Sometimes, I find wit a little too dry. I wanted to enjoy this one, but it mainly left me rolling my eyes. Oh, I got why it was supposed to be funny, it just didn't make me laugh. **

Truffaut again. (Gee, at this point I've seen all but three of his features. By the end of the month, I'll have seen them all.) This film follows the extramarital affair between a film journalist and a young flight attendant (the beautiful Francoise Dorleac, Catherine Deneuve's sister, who tragically died in an accident three years later at the age of 25). I like the deliberate, slow pacing of the affair, as these two strangers discover one another and grow closer. I think it purposely holds us a little at arm's length, showing us the sort of mechanics of the affair and of the man's marriage and how things can just fall apart for seemingly no explainable reason.

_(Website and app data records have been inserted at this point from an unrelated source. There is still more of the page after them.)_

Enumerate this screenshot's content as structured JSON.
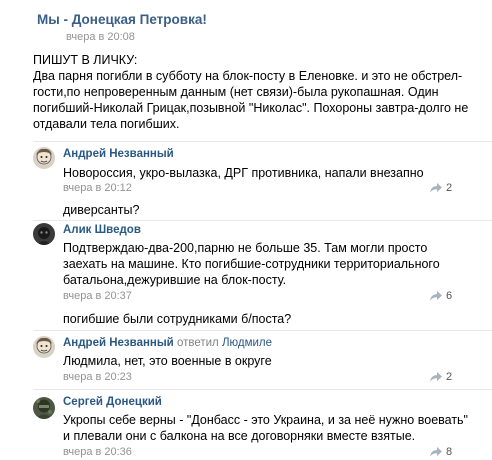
{
  "post": {
    "group_name": "Мы - Донецкая Петровка!",
    "time": "вчера в 20:08",
    "lines": [
      "ПИШУТ В ЛИЧКУ:",
      "Два парня погибли в субботу на блок-посту в Еленовке. и это не обстрел-",
      "гости,по непроверенным данным (нет связи)-была рукопашная. Один",
      "погибший-Николай Грицак,позывной \"Николас\". Похороны завтра-долго не",
      "отдавали тела погибших."
    ]
  },
  "comments": [
    {
      "author": "Андрей Незванный",
      "lines": [
        "Новороссия, укро-вылазка, ДРГ противника, напали внезапно"
      ],
      "time": "вчера в 20:12",
      "share_count": "2"
    },
    {
      "author": "Алик Шведов",
      "lines": [
        "Подтверждаю-два-200,парню не больше 35. Там могли просто",
        "заехать на машине. Кто погибшие-сотрудники территориального",
        "батальона,дежурившие на блок-посту."
      ],
      "time": "вчера в 20:37",
      "share_count": "6"
    },
    {
      "author": "Андрей Незванный",
      "reply_word": "ответил",
      "reply_to": "Людмиле",
      "lines": [
        "Людмила, нет, это военные в округе"
      ],
      "time": "вчера в 20:23",
      "share_count": "2"
    },
    {
      "author": "Сергей Донецкий",
      "lines": [
        "Укропы себе верны - \"Донбасс - это Украина, и за неё нужно воевать\"",
        "и плевали они с балкона на все договорняки вместе взятые."
      ],
      "time": "вчера в 20:36",
      "share_count": "8"
    }
  ],
  "fragments": {
    "question1": "диверсанты?",
    "question2": "погибшие были сотрудниками б/поста?"
  },
  "icons": [
    "avatar-cartoon",
    "avatar-dark",
    "avatar-soldier",
    "share-icon"
  ]
}
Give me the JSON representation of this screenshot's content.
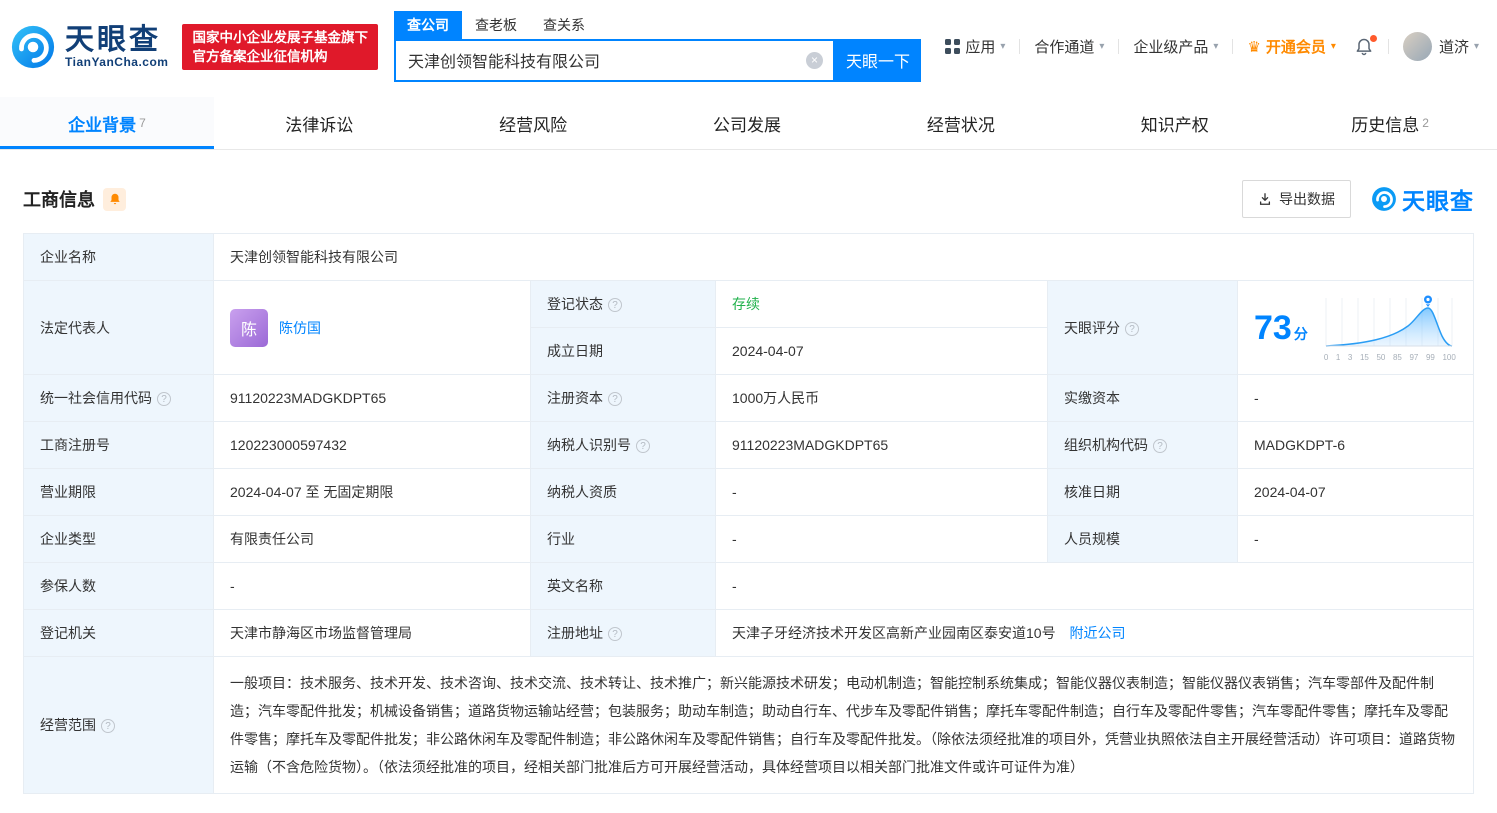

At the same time it builds the kind of suspense that almost makes us feel complicit in the infidelity we're witnessing. Quite the surprise ending, too. ****


Tallulah Morehead said...

You must have been in the wrong mood to watch Larry Gelbart's The Wrong Box. I remember seeing it in a theater when it came out in 1966, and laughing so hard I could not breathe. In fact, few are the movies that made me laugh as hard as it did. Pure classic farce, with sublime moments, like when the heroine sees Michael Caine's bare bicep and swoons her way down the stairs, theough the hall, across her sitting room and onto a sofa, only to have Caine see her ankle and the two of them are then swept up in passion. Made me explode with laughter. I've seen it twice within the last 5 years, and I think it holds up. Sir Ralph's crazily over-loquacious brother who's non-stop blather could drive a train companion to suicide and the morose butler with the weird speech pattern still give me fits of laughter. I love that movie.

Kelly Sedinger said...

Huh. I honestly thought you'd be more impressed with SHARKNADO.

(No, I didn't.)

Tallulah Morehead said...

Over on my Facebook page, I started a thread of folks coming up with titles for the Sharknado sequel, my favorite being The Persecution and Assassination of Jean-Paul Marat, As Performed by the Inmates at the Asylum at Cheronton under the Direction of the Marquis DeSharknado.